The body that oversees the UK driving test has updated its list of unsuitable vehicles, bumping into another city car on the list of models learners are allowed to use in their test.
In most cases, learners never have to worry about the list. Most use their instructor’s car, which will be set up specifically for lessons and driving tests to meet all requirements.
However, some learners chose to take their test in their own car, borrowed from a friend or family member, or in a rental vehicle. Generally this is not a problem as long as it meets the basic criteria set by the DVSA (see below). But some cars that meet these criteria are still banned from the driving test due to visibility issues.
The Smart ForTwo was recently added to the DVSA’s banned car list, joining the BMW Mini Convertible; Ford KA convertible (StreetKa); Toyota iQ and Volkswagen Beetle convertible.
In each case, the DVSA will not allow learners to use them because their design does not provide the examiner with full visibility.
These bans are based on reviewers’ experiences and the agency points out that other cars may also not be suitable. He advises anyone in doubt about a car’s suitability to check with it before attending a test. In particular, you should check if you intend to use a convertible; van or coupe.
There are also several models affected by safety recalls that you cannot use unless you have proof that the recall has been made.

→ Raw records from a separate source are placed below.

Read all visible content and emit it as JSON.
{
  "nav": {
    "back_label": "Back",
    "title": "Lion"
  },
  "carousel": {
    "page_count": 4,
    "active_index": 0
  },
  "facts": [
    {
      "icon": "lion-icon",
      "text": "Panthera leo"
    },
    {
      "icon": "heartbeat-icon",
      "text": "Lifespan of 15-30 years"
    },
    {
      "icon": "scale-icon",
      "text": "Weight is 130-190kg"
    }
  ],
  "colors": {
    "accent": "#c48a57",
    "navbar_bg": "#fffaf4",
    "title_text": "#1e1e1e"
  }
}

These include the Citroën C1, Toyota Aygo and Peugeot 108 built between September 9, 2014 and October 15, 2014, which were recalled for steering failure; The Toyota Yaris built between June 2005 and May 2010, which suffered from track seat and/or steering column issues and the Vauxhall Adam and Corsa D, which suffered from potential steering issues.
As long as you can provide official proof that your car was recalled or not needed, you will be allowed to use it.
There are other requirements for using your own car for your driving test and if you fail to meet these your examiner could cancel the test without even starting the engine.
To use your car for the driving test, you must:
- to be taxed
- be insured for a driving test (check with your insurance company)
- be in working order and have a current inspection (if more than 3 years old)
- do not have warning lights showing, for example, the airbag warning light
- have no damaged tires and the legal tread depth on each tire – you cannot fit a space-saving spare tire
- no smoking – this means that you cannot smoke there just before or during the test
- be able to reach at least 62 mph and have a mph speedometer
- have 4 wheels and a maximum authorized mass (MMA) not exceeding 3,500 kg
It must also include an additional interior mirror for the examiner; L-plates; a passenger seat belt and an appropriate passenger head restraint.
Additionally, Covid safety rules mean that in England and Wales you must park your car before your test. This includes removing all trash or unnecessary items from the dashboard, floors, door pockets, cup holders and seats.
In Scotland the rules are stricter and you must also clean and wipe down the car’s dashboard and controls, and make sure the passenger seat and floor are not dirty. The car you use for your test must have at least one open window on each side throughout the test. If your car does not meet these requirements, your test will be cancelled.